The resources required for running an organization of this size continue to grow, we must maintain a balance and plan for keeping our tax levy and rate at a reasonable level.

3. Manage short and long-term use of reserve funds.
We continue to analyze the long term financial planning and sustained use of our reserve funds.

Factors impacting the budget:

  • COVID-19,
  • what some may say is an "unprecedented" increase in state aid and federal stimulus funds,
  • the potential of implementing or enriching a universal pre-K program and
  • the overall economy due primarily from COVID-19.

Financial impact of the pandemic in 2019-20
Mrs. Lemcke demonstrates a temperature check with a student
Savings: in-service training/professional development, teaching, students with disabilities, continuing education, extra-curricular activities, athletics, and transportation

Increases: facilities costs and health services

Many community members and staff ask about not only the instructional impact due to the pandemic, but also the financial impact. During the last quarter of the 2019-2020 school year many districts saw savings in expense areas such as professional development, instruction for general education and special education, community education, clubs and activities, athletics and transportation. However, we also saw increases in certain expense areas such as facilities and health services budget to address the health and safety needs caused by the pandemic.

What many don’t realize was the impact on estimated revenues. For example, the state withheld 20% of certain state aid categories, in addition to smaller local revenue sources such as community education, athletic admissions, investments and rental income.

Financial impact of the pandemic in 2020-21

Savings: in-service training, teaching, continuing education, extracurricular activities, athletics and transportation

Increases: facilities costs and health services
Dale Maier disinfects a classroom door
Loss in revenues from continuing education, athletic admissions, investments, rental (other) sales tax, state aid supplanted with federal aid, state aid* (transportation and BOCES aid)

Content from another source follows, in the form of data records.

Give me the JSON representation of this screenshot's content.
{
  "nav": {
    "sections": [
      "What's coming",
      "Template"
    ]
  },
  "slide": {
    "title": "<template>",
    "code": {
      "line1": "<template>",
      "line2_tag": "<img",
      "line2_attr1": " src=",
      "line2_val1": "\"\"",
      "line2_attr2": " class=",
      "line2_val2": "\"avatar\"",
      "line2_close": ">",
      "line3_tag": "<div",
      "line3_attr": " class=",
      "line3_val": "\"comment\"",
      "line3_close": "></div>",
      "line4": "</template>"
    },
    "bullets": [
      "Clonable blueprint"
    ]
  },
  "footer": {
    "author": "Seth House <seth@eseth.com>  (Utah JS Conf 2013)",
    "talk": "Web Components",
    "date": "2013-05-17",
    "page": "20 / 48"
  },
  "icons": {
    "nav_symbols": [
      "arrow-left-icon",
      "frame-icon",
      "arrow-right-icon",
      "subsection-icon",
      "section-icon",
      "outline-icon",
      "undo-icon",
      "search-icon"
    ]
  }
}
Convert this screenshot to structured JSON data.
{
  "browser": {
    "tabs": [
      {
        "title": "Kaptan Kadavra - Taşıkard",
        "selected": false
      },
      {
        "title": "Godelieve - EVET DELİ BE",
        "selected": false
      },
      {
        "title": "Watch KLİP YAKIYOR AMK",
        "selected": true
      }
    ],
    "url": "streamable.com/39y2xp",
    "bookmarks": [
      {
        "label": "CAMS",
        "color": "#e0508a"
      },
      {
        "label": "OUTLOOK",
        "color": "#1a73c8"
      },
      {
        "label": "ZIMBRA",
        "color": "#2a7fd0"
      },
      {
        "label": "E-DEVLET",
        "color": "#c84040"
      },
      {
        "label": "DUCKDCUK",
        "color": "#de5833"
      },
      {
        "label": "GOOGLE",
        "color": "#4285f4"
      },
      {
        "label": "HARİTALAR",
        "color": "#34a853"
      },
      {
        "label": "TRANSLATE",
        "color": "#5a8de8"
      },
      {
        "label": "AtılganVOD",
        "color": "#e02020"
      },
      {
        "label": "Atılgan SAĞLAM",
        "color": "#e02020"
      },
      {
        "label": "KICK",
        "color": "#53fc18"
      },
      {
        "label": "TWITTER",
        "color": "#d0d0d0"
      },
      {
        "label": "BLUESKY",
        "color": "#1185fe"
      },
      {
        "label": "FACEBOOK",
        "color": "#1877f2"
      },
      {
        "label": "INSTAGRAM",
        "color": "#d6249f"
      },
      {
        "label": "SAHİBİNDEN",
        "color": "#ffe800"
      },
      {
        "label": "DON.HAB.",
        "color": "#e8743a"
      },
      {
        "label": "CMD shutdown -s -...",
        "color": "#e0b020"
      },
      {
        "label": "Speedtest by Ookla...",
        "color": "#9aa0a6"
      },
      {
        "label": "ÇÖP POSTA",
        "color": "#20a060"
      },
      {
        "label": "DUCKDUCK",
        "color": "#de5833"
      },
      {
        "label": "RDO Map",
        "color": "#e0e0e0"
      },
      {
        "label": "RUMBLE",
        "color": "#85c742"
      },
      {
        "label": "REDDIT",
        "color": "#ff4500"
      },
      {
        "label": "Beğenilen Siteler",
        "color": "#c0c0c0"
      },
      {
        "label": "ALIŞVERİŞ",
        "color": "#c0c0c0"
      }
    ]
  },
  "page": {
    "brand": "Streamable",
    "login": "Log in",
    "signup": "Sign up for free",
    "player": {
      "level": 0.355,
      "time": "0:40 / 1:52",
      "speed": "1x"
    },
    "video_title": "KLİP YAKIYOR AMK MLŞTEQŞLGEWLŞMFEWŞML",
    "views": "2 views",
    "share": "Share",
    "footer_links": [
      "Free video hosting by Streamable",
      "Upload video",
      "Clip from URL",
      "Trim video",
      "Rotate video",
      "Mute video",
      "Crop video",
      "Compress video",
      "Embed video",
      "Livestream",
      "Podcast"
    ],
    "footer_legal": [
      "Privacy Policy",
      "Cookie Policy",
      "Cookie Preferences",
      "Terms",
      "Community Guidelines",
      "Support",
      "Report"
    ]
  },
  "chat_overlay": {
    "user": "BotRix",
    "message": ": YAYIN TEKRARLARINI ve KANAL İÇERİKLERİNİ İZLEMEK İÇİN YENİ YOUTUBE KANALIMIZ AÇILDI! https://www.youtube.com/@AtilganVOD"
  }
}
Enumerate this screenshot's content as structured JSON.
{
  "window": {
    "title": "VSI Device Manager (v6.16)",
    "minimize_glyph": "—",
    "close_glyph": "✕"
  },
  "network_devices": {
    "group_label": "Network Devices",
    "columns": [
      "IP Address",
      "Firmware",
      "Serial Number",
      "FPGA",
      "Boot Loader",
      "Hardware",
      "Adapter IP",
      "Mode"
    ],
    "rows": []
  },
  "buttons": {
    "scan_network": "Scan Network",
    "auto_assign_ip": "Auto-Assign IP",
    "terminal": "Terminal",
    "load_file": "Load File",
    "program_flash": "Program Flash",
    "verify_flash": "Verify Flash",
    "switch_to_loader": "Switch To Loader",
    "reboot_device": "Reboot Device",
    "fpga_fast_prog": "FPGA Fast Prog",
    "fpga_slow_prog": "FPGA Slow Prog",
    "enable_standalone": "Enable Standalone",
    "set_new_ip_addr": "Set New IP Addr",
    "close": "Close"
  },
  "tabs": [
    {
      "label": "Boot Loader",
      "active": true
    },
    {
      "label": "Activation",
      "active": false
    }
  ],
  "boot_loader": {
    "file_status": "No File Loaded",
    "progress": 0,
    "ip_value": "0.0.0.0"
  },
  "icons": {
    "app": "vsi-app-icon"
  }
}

Those same trends from 2019-20 followed in the current 21-22 school year.  We continue to see savings in similar expense areas such as community education, athletics and transportation, yet also have increases in facilities and health services to address the pandemic.

More importantly, there continues to be a decrease in revenue such as athletic admissions, investments and expenditure driven state aid.

The 3.43% increase in expenses is due to the following:

Salaries and benefits  Instructional programs make up the largest portion of the budget, with salaries and benefits representing 72% of expenditures.  
BOCES services BOCES services, which saw an increase of 6.87%  due to enrollment growth in the Students with Disabilities budget.
Debt service Debt service increased 11.21% as we structure permanent financing for our 2018 capital project.

3-part budget summary of expenditures

New York State law requires that all school districts present the proposed budget in three parts: Program, Capital and Administrative.

Program (73%) includes expenses associated with instructional programs, teacher salaries and benefits, health services, transportation costs, special education, instructional supplies and equipment, and athletics.

Capital (17%) consists of maintenance costs for buildings and grounds, custodial services, utilities, capital expenses, bus purchases, and debt service.

Administrative (10%) expenses include costs associated with the superintendent’s office, board of education, financial/legal services, curriculum development, communications, BOCES administration, printing and mailing, district clerk, and school supervision.

Total: $87,434,885

3 part budget expenditures


While budgets can be greatly impacted by enrollment, our enrollment history and cohort projections reflect little year-to-year change.


The chart above reflects seven years of actual enrollment on the left, whereas the chart on the right reflects estimated enrollment for the next three years, broken down by different grade levels.


This information is helpful as enrollment drives much of our staffing.